We humans like beginnings and endings to be tidy. Finish one calendar page. Turn to the next.
Ring out an old year. Ring in the new.
Complete one project. Start another.
Because of this propensity, books give us great comfort. They start on page 1. They conclude with the last period. And by the time we turn that final page, all the loose ends have been neatly tied. Movies and TV shows do the same thing in even shorter order.
School semesters, likewise, have a first day and a final day. Between those two bookends, a semester may be frightfully demanding and complicated. But at the appointed time, it's over. Finis. Last semester's teacher doesn't keep giving you assignments or expect you to continue showing up for class.
Ah, but life itself hasn't yet come out in the movie version, no matter what the reality shows may say. And in life, beginnings and endings rarely happen so tidily. In fact, they're usually quite messy and often overlap like the homework assignments and projects and tests due during a semester.
Funny thing is: We rather expect life to operate in semesters or chapters or other tidy segments. It doesn't. Life operates in seasons. On the calendar, even the seasons appear tidy. Each one begins and ends on a certain day. Yet in reality, the transition from fall to winter or winter to spring is far more protracted and far less predictable than the calendar indicates. In reality, the transition between life's seasons is messy too.

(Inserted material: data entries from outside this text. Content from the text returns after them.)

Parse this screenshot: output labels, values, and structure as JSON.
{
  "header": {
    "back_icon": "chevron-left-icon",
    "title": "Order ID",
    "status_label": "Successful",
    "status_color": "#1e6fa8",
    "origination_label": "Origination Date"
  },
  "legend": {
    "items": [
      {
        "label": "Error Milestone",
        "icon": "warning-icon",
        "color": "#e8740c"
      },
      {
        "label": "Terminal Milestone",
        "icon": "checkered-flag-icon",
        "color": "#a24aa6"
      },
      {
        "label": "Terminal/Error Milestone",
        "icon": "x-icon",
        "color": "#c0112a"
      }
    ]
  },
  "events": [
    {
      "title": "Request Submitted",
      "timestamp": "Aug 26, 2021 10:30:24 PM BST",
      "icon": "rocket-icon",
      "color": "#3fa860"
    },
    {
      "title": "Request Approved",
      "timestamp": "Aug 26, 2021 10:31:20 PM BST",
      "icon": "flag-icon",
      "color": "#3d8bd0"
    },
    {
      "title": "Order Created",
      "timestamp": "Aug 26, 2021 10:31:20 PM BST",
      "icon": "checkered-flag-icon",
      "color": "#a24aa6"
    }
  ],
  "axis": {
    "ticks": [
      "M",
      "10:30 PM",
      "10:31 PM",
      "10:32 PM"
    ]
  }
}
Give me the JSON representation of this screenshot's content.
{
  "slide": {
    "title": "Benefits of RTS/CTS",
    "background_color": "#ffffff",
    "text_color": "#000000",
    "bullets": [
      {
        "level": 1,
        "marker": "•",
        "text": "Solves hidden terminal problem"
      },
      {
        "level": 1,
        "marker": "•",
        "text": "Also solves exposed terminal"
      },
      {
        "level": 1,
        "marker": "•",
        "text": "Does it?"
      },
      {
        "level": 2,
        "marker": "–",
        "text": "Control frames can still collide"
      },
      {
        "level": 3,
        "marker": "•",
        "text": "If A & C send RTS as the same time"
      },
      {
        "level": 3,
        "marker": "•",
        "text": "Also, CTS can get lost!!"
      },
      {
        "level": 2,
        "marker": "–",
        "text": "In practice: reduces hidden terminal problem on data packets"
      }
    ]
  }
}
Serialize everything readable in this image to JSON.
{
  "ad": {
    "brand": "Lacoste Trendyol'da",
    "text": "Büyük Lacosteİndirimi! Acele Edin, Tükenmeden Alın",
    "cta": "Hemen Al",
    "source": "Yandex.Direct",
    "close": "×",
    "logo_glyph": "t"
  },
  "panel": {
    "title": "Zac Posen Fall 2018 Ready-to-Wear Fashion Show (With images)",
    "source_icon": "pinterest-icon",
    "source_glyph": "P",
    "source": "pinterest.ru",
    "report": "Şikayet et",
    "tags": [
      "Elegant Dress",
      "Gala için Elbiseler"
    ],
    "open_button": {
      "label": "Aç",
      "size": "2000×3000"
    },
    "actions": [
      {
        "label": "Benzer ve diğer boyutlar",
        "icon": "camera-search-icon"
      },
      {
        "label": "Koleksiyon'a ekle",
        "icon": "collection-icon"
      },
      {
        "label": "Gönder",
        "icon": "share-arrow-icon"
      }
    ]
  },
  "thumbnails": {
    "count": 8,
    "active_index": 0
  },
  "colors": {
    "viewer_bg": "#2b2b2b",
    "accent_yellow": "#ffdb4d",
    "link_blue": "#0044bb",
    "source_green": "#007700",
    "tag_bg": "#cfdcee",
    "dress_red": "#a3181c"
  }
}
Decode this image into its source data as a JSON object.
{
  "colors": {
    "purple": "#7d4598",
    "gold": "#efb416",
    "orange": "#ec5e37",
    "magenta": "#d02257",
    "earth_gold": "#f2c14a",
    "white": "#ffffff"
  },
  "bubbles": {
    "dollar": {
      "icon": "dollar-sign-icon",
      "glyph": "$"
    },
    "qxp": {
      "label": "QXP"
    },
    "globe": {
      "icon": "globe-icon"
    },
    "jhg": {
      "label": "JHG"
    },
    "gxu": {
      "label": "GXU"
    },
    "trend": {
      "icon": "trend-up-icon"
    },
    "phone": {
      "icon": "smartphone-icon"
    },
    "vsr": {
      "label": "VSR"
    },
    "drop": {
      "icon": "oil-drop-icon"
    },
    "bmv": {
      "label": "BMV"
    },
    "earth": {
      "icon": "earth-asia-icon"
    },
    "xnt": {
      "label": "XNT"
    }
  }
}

Yes, each person operates between the bookends of birth and death. But death is not the tidy ending we may imagine.
And birth? Well, advances in technology have proven what many folks have long insisted: Life is well underway roughly nine months before birth. During those months, the little one to be born receives nurture in the protected environment of the womb. Meanwhile, the entire expectant family operates in that protracted and unpredictable overlap of seasons.
To use a phrase borrowed from a class I took, pregnancy is an "already but not yet" time, when one season is ending while another is being ushered in.
The trick in any time of seasonal shift is not to let the messiness and unpredictability keep you from ending what needs to be ended and starting what needs to be begun. A whole nation with a leader named Moses learned this lesson the hard way. After 400 years of living in Egypt, these folks headed for a land God had promised to give them.
They stopped en route at Mount Horeb for a year's worth of instructions and preparations. Then, according to Moses' account in Deuteronomy, "The Lord our God spoke to us at Horeb, saying, 'You have stayed long enough at this mountain. Turn and set your journey, and go '" (1:6-7 NASU).
Well, off they went. But almost immediately, things got messy. When their new beginning didn't prove tidy at all, the people bailed on Moses. Or, actually, they bailed on God. For the next 39 years, they remained stuck purposeless, powerless, pitiful until God finally said again, "You have circled this mountain long enough" (Deut. 2:2 NASU).
Any year, any date, may hold for you a new season. When you find yourself in an "already but not yet" place, remember: Life's beginnings and endings are never tidy. They're messy and unpredictable and ultimately thrilling. No matter how frightening the change may seem, don't abort the new thing God is seeking to bring to birth.
Trust him. And step into the new season that awaits.
(c) 2004, 2005 by Deborah P. Brunt. All rights reserved. “Messy New Year” is Snapshot 103 in Deborah’s book, “Focused Living in a Frazzled World: 105 Snapshots of Life.”